NYC Ends Litigation Blocking Racial Profiling Law
De Blasio was a sponsor of the law as the city’s public advocate under the Bloomberg administration. Intro. 1080 was passed by City Council on Aug. 22, 2013. Former Mayor Michael Bloomberg challenged it in court the following month claiming it would make it harder for police to do their jobs, resulting in a likely increase in crime.
The law allows people who feel they were racially profiled by the NYPD under it policy of stop, question, and frisk, to take their cases to state court. Previously, such cases could only go to federal court.
Bloomberg was a staunch defender of the use of the police crime-fighting tactic of stop and frisk, where people are stopped on reasonable suspicion, questioned, and in some cases frisked. Opponents charge that it can easily be used as a guise for racial profiling.
“This law protects individuals in our communities against bias-based profiling,” said de Blasio in a statement.
City Council Speaker Melissa Mark-Viverito, Jumaane D. Williams, and Brad Lander—also sponsors and leaders on this issue—said the decision will help mend fences between the public and the police.
“The goal of this legislation is to secure policy changes at the NYPD to address issues of bias-based profiling,” according to a joint statement from the council members.
Those who do go to court under the law’s provisions will only be able to make claims for what’s call injunctive or declaratory relief. That includes changes to NYPD policy and practices. But those claims won’t lead to awards for monetary damages by the court.
Former Police Commissioner Ray Kelly and the Bloomberg administration consistently took the stance that stop and frisk saved lives and decreased crime.
“Racial profiling is a disingenuous charge at best, and an incendiary one at worst, particularly in the wake of the tragic death of Trayvon Martin,” wrote Kelly in an op-ed in the Wall Street Journal in July 2013.
“The effect is to obscure the rock-solid legal and constitutional foundation underpinning the police department’s tactics and the painstaking analysis that determines how we employ them.”
The NYPD is now under the leadership of Police Commissioner William Bratton, who has pledged to repair relations between police and NYC communities.
But on March 6, the Policeman’s Benevolent Association (PBA), which represents police officers, said it will continue to fight against a law that they feel “penalizes” NYPD officers.
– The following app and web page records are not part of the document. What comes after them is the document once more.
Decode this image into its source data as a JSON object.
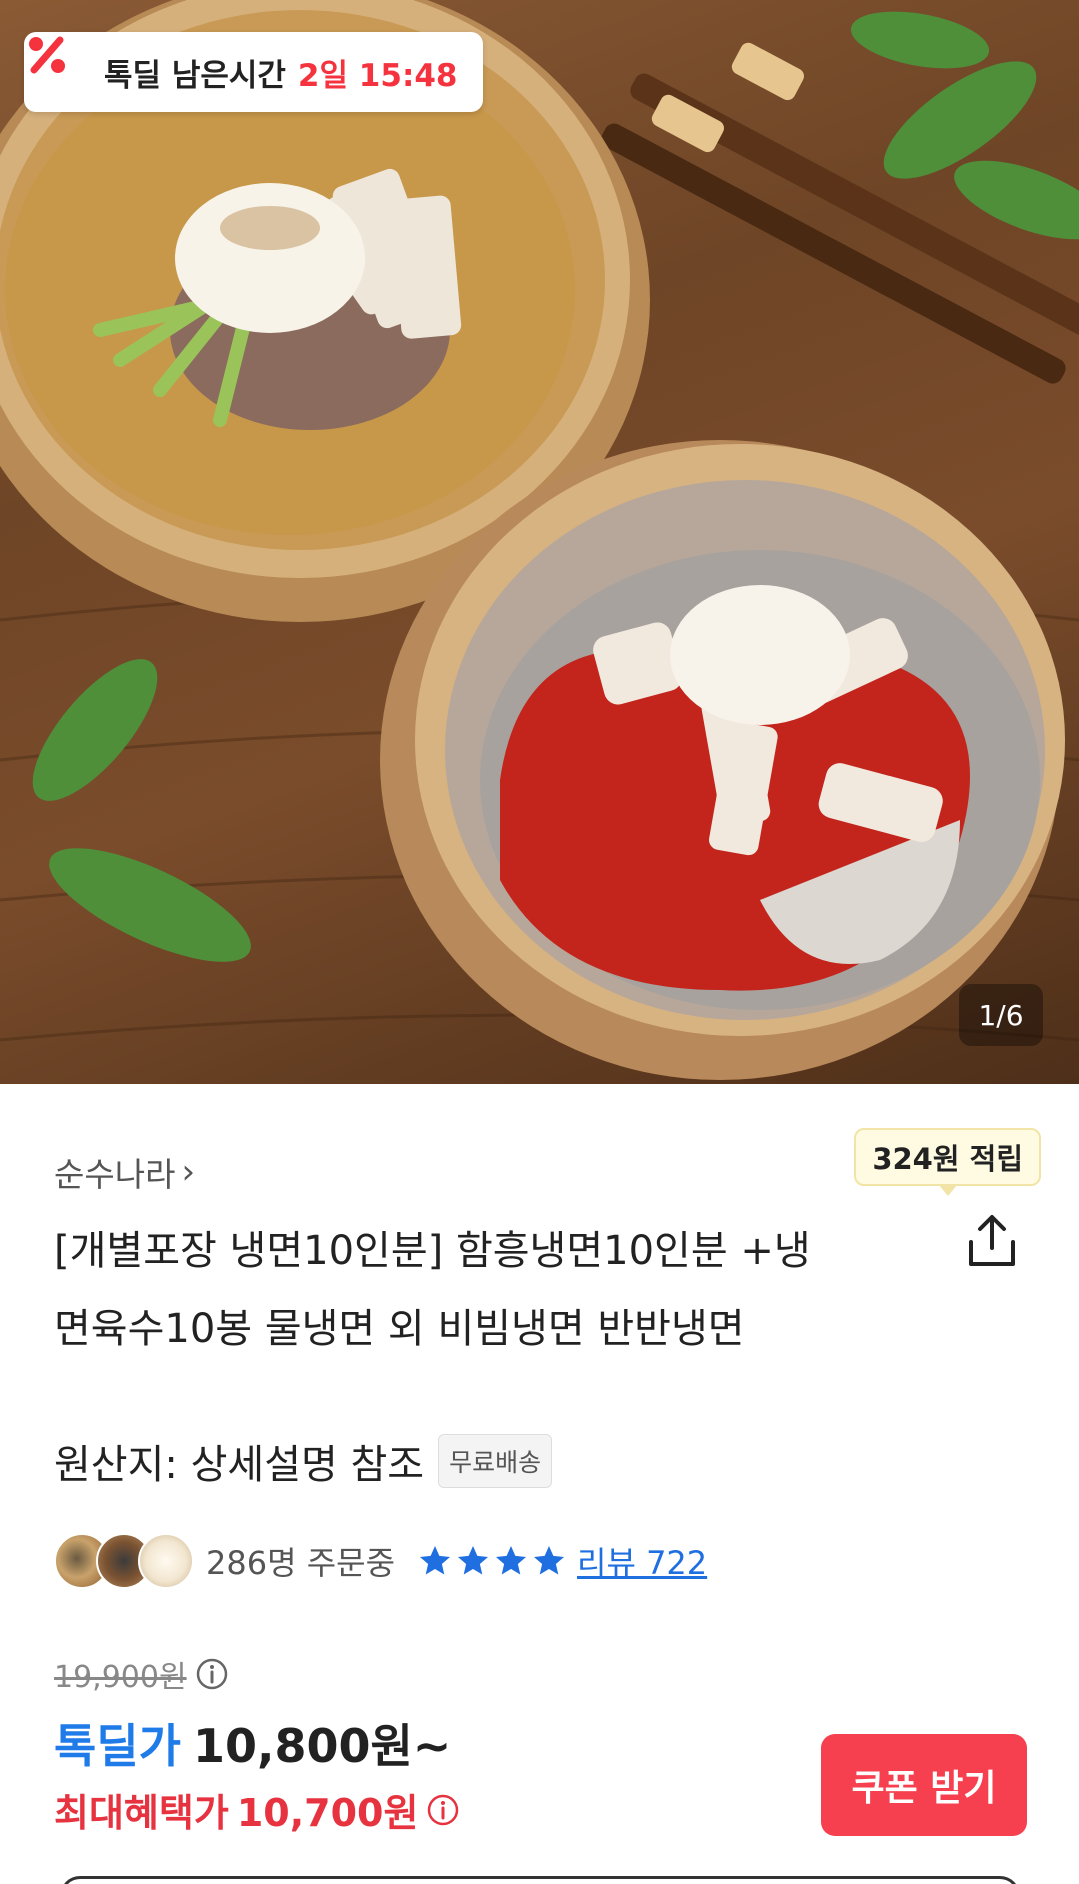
{
  "hero": {
    "deal_timer_label": "톡딜 남은시간",
    "deal_timer_value": "2일 15:48",
    "image_counter": "1/6"
  },
  "product": {
    "seller": "순수나라",
    "reward_points": "324원 적립",
    "title": "[개별포장 냉면10인분] 함흥냉면10인분 +냉면육수10봉 물냉면 외 비빔냉면 반반냉면",
    "origin": "원산지: 상세설명 참조",
    "shipping_badge": "무료배송",
    "order_count": "286명 주문중",
    "rating_stars": 4,
    "review_label": "리뷰 722"
  },
  "pricing": {
    "original_price": "19,900원",
    "deal_label": "톡딜가",
    "deal_price": "10,800원~",
    "max_benefit_label": "최대혜택가",
    "max_benefit_price": "10,700원",
    "coupon_button": "쿠폰 받기"
  },
  "colors": {
    "accent_red": "#f5333f",
    "deal_blue": "#1f7be8",
    "link_blue": "#1f6fe0",
    "coupon_bg": "#f6404f"
  },
  "icons": {
    "timer": "percent-badge-icon",
    "share": "share-icon",
    "info": "info-icon",
    "star": "star-icon",
    "chevron": "chevron-right-icon"
  }
}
“The administration has expressed its desire to change the policies that led to issues in our communities, eliminating the need for the law in the first place,” said the PBA in a statement Wednesday.
The organization added that it will continue its own litigation “to protect our police officers and the city from the effects of this misguided law.”
The mayor said in his statement that the city will set “fair and effective standards” that aim to prevent bias in all forms.